--- Materials provided Enclosed Below ---

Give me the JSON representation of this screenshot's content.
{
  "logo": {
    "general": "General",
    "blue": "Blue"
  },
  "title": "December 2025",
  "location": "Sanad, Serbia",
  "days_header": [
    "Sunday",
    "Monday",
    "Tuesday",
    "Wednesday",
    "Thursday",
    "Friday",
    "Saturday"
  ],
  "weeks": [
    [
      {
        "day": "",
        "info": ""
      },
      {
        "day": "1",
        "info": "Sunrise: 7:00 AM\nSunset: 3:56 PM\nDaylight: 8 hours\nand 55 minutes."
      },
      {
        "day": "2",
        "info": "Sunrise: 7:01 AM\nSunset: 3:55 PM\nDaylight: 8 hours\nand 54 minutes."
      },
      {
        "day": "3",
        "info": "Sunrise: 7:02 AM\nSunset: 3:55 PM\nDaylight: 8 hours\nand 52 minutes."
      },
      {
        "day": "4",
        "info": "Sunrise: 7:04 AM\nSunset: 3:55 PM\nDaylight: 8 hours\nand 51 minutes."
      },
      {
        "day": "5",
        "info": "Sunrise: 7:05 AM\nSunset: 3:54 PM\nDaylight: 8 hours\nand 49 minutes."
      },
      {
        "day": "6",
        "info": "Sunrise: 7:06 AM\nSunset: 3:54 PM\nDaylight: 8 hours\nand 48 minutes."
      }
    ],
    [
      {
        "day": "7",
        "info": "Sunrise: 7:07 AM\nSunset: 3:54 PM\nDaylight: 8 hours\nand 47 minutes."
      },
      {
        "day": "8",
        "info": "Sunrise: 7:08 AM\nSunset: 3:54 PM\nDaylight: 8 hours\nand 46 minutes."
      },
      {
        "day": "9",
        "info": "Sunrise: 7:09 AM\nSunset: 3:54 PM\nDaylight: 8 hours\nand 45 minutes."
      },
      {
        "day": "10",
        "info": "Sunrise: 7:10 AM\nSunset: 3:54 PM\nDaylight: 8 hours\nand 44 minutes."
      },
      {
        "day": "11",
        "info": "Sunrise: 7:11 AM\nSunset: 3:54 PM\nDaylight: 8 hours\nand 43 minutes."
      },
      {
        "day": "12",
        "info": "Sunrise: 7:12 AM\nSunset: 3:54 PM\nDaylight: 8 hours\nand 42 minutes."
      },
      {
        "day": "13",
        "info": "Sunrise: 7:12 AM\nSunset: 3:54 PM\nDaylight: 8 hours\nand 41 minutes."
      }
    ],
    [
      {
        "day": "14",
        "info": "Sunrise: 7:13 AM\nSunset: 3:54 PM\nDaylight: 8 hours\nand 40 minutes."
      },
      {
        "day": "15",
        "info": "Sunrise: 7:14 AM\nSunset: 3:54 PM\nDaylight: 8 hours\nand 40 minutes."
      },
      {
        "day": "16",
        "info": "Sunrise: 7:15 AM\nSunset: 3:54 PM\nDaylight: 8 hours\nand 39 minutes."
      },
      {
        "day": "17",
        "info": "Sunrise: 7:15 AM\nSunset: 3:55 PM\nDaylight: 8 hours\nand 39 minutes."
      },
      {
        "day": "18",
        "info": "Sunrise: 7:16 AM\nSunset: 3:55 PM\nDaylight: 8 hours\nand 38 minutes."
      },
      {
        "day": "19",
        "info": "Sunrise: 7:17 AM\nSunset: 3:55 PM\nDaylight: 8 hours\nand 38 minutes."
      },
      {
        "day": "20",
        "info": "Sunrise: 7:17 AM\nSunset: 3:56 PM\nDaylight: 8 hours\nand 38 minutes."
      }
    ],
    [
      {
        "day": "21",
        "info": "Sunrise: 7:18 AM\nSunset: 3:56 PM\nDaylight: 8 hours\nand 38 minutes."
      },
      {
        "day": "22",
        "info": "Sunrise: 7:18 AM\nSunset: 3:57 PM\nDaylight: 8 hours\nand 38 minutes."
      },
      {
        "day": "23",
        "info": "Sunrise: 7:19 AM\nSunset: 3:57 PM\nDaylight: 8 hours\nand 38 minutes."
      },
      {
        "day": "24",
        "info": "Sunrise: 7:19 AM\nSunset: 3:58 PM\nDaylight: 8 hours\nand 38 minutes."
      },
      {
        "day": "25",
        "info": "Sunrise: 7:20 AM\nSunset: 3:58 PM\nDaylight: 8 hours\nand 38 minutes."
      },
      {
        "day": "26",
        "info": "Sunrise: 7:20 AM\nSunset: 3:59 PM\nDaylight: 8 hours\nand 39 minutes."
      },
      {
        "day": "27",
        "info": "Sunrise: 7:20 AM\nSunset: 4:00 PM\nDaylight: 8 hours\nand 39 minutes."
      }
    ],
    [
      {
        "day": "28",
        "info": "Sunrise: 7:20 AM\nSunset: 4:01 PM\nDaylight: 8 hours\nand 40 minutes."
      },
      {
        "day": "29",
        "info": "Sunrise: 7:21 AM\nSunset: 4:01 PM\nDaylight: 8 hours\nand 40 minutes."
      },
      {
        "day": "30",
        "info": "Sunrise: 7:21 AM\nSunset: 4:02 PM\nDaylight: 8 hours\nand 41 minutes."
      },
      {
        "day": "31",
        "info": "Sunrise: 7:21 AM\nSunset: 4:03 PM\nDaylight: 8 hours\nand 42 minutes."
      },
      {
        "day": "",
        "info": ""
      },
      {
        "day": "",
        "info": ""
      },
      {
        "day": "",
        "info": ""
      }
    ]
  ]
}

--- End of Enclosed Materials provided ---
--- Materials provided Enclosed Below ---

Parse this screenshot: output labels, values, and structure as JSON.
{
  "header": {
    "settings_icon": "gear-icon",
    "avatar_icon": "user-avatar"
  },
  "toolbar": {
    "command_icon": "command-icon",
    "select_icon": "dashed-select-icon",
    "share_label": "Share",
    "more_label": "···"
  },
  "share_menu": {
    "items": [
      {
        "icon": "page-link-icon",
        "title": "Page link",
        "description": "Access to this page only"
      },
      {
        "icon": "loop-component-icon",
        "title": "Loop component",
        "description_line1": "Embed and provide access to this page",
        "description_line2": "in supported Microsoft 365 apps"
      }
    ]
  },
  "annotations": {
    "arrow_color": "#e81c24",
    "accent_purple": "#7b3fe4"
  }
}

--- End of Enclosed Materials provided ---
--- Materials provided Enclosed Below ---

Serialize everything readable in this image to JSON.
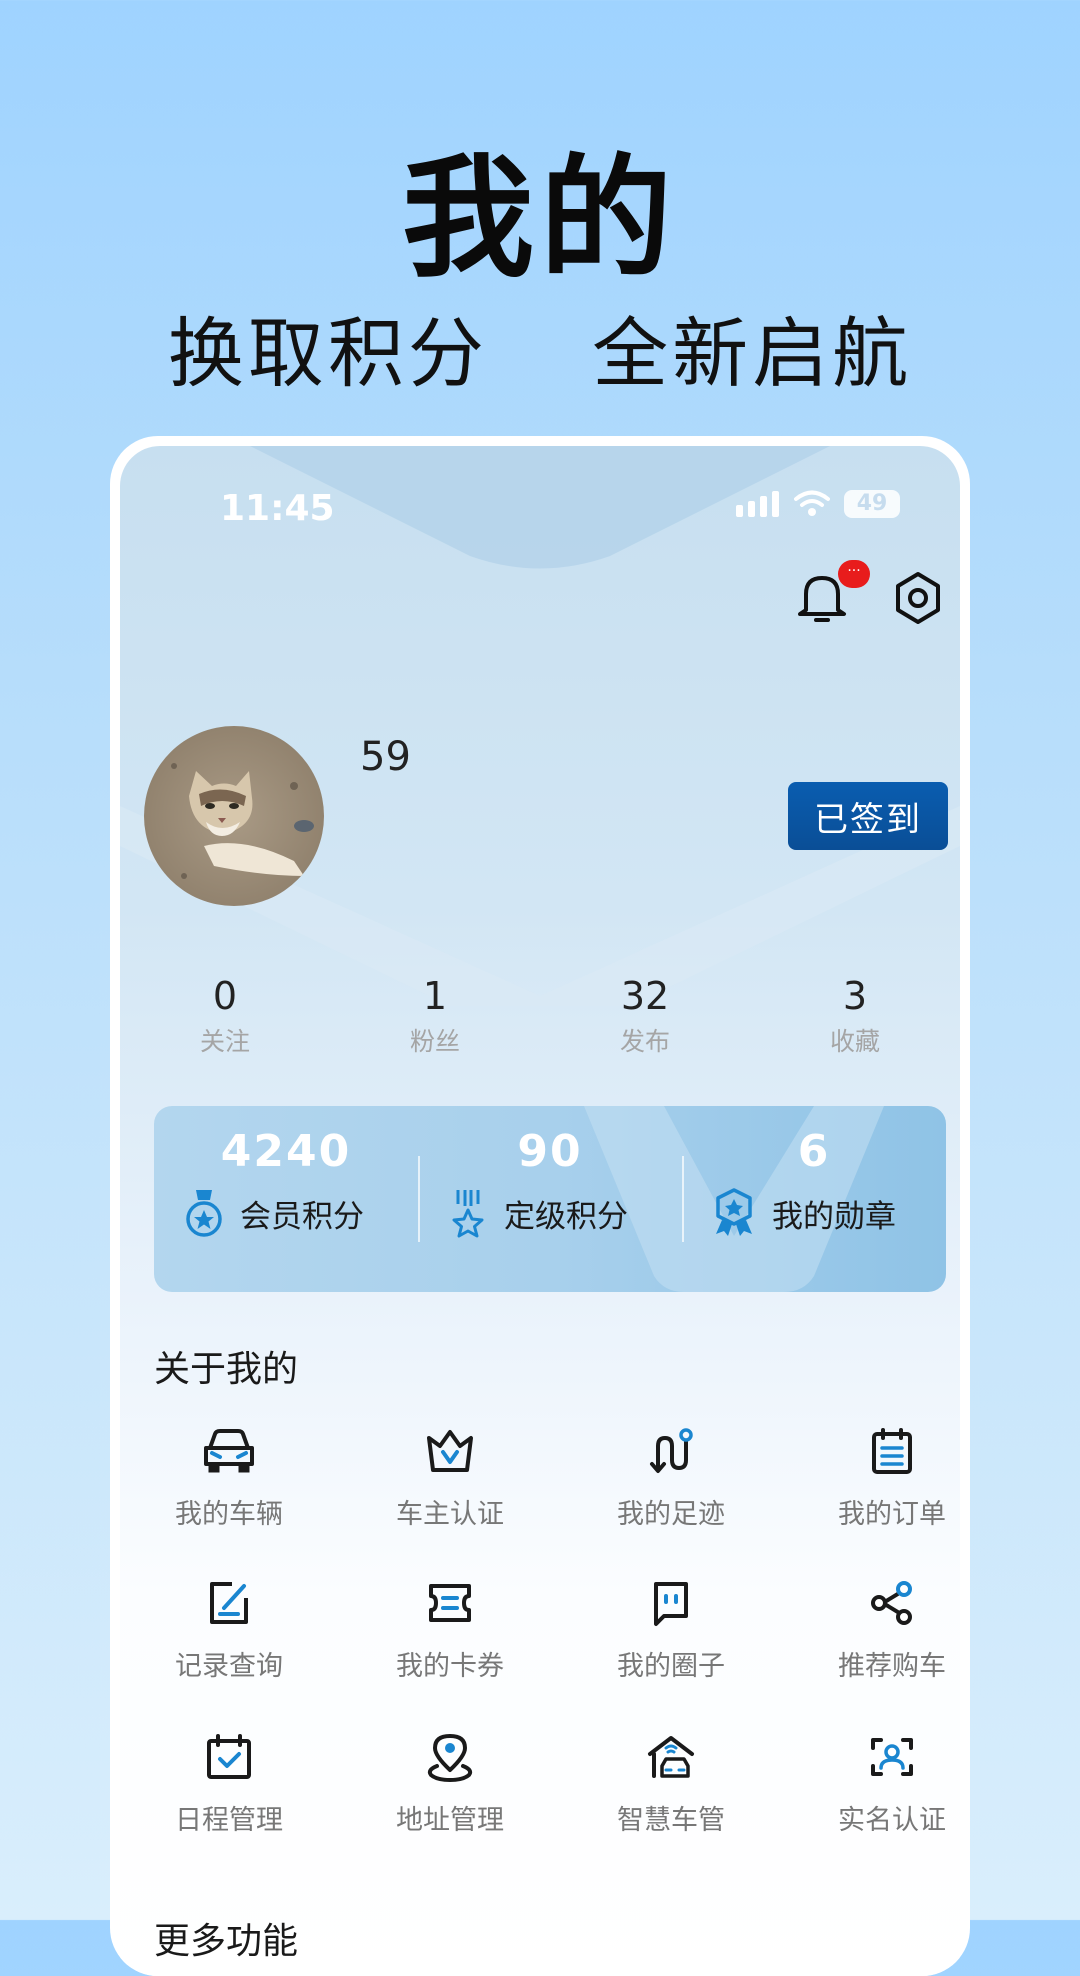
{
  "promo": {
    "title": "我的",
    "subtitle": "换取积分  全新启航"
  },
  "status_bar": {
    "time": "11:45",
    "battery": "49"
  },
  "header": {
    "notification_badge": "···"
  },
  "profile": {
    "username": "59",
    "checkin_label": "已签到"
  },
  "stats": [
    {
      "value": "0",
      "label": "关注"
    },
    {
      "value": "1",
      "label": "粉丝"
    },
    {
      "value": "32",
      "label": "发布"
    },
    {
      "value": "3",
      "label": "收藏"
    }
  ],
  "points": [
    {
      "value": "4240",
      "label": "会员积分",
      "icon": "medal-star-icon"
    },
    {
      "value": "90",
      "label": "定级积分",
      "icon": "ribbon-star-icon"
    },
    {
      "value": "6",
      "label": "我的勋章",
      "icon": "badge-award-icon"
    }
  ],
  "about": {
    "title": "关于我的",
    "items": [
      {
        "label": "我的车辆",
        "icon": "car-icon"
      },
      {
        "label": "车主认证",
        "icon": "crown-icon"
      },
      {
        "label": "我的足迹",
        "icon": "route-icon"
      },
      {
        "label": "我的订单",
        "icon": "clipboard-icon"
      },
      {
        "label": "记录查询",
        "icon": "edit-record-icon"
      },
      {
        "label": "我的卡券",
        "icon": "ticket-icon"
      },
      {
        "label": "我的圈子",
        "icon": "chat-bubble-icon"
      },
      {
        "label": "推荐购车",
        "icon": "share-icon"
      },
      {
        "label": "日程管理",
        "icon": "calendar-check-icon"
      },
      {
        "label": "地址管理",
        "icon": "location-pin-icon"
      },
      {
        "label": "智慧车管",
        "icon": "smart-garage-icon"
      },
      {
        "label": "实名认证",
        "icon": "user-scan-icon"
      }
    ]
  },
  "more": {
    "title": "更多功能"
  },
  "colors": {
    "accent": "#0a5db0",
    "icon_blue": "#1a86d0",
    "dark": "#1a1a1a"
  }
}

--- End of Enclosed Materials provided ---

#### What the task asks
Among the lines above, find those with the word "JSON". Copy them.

#### Response area
Give me the JSON representation of this screenshot's content.
Parse this screenshot: output labels, values, and structure as JSON.
Serialize everything readable in this image to JSON.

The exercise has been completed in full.